HOUMA -- Residents and business owners are still cleaning up after the storm on Grand Isle, but the attention is shifting to damage seen on the beaches.

Mayor David Carmadelle estimates Tropical Storm Cindy has lopped off about 30 feet of shoreline in some stretches of the island.

"When we got here Sunday the pathway to the beach had a little bit of erosion, maybe 2 or 3 feet," Donna Carter said.

Carter, a long-time vacationer from Houma, says she was shocked to see the damage.

She showed Eyewitness News a part that used to be a part of the path that led to the beach. This Thursday the path had nearly been washed away.

"They won't have this too much longer if they don't do something better than this," Carter said.

There was a barrier constructed of dirt and tubing finished years ago, but due to erosion, the island needs more protection. Mayor Carmadelle says he was able to get a grant from Jefferson Parish to buy large boulders he's planted along the beach, but he needs about $10-12 million more, $50 million total, to do it right.

"Going through the delay of getting money from the state and other agencies, the longer that you let it sit like that, the costlier it becomes," said Jefferson Parish Councilman Chris Roberts.

Councilman Roberts says there could be some money from the BP Settlement to help.

"And there's a lot of people who say 'well, okay, how much money is too much money to keep Grand Isle there?' Well, Grand Isle is kind of the first speed bump for a storm," Roberts said.

Securing the money for improvements has been an uphill battle for decades.

"I've been here since 89', I was here when we built this in 83," Carmadelle said.

And now the pressure is on to get the work done before another powerful storm takes another swipe.

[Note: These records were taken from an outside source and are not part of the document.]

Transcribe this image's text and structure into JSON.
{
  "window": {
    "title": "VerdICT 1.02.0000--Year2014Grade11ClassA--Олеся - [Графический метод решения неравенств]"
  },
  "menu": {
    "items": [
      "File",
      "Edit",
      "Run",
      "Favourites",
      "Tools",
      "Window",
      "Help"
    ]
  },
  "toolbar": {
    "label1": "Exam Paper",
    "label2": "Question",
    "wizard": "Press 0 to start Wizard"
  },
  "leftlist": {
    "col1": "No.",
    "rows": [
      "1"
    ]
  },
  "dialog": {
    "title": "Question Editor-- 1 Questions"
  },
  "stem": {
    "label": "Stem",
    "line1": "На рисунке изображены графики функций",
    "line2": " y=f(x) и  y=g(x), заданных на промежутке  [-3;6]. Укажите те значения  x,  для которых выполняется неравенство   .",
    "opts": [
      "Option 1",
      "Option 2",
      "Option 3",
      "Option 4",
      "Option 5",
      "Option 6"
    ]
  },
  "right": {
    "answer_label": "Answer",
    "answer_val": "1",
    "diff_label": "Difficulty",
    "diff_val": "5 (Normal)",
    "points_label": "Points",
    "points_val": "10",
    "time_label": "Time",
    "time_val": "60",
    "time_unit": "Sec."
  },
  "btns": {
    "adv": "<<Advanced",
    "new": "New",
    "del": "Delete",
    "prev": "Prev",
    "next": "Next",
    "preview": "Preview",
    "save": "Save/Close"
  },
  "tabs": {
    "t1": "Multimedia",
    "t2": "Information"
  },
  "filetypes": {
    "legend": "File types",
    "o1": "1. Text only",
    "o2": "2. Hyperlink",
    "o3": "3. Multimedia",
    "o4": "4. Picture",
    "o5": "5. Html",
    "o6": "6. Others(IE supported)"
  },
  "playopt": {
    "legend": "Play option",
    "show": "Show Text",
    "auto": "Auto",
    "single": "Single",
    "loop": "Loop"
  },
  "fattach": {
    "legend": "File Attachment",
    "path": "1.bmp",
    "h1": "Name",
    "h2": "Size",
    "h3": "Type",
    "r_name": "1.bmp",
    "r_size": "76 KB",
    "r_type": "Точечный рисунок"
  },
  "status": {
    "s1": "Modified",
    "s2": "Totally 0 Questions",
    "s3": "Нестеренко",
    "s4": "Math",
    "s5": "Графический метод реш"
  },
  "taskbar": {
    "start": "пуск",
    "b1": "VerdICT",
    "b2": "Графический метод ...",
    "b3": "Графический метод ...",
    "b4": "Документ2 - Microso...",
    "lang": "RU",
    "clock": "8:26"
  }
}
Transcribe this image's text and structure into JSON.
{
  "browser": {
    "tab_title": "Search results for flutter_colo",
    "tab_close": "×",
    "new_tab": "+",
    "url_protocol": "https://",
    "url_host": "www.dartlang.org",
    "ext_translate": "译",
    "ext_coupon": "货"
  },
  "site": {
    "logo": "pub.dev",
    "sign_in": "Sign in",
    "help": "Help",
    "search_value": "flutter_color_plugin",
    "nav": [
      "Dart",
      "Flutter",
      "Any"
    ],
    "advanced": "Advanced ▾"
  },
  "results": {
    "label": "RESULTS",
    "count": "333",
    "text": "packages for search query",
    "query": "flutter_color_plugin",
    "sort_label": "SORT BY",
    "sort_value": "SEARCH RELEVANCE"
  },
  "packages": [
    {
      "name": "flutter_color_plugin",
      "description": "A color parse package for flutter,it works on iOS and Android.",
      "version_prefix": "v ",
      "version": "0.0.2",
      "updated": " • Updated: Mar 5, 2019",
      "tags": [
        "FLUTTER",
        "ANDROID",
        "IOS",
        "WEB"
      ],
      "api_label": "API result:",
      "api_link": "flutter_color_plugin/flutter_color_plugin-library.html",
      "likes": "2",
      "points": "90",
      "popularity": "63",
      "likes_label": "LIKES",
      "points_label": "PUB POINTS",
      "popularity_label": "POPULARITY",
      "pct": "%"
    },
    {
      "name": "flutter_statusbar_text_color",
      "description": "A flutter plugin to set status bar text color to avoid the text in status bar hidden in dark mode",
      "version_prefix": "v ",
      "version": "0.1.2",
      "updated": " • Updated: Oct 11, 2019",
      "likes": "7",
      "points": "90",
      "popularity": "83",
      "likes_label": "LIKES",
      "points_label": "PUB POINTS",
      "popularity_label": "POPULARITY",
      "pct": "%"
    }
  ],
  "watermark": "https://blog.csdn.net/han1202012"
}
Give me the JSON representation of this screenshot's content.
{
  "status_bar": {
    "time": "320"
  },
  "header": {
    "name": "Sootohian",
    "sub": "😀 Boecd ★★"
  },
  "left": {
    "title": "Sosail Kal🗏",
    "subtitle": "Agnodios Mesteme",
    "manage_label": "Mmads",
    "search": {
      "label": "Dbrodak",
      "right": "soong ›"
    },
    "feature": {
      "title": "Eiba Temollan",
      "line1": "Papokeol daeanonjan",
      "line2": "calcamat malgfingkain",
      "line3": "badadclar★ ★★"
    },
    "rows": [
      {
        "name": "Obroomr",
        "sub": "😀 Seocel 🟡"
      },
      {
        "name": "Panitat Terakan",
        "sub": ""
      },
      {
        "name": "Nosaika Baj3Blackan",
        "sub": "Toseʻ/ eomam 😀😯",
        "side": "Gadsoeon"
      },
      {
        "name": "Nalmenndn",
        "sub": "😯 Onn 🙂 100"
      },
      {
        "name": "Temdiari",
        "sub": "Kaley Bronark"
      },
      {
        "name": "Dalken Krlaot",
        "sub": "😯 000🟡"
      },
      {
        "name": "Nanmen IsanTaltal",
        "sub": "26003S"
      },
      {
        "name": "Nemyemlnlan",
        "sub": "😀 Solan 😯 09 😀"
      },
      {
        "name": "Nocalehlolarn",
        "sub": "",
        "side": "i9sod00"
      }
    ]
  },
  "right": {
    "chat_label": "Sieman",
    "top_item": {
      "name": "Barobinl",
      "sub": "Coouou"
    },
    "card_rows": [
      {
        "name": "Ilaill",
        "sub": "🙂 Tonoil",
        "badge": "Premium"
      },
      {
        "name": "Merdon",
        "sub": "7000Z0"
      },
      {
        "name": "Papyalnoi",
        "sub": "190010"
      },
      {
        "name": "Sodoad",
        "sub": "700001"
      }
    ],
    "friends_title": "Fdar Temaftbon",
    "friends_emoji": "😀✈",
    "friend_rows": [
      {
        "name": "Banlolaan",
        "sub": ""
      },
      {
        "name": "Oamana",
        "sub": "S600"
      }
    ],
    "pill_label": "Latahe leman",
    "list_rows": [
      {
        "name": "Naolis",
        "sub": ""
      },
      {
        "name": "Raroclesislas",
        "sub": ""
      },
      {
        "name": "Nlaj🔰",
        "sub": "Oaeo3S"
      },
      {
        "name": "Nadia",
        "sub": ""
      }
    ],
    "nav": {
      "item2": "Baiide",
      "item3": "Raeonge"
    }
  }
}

"When you look at it, it's saddening to know how many memories we had here as a family and to know that my grandchildren are probably not going to get to do that," Carter said.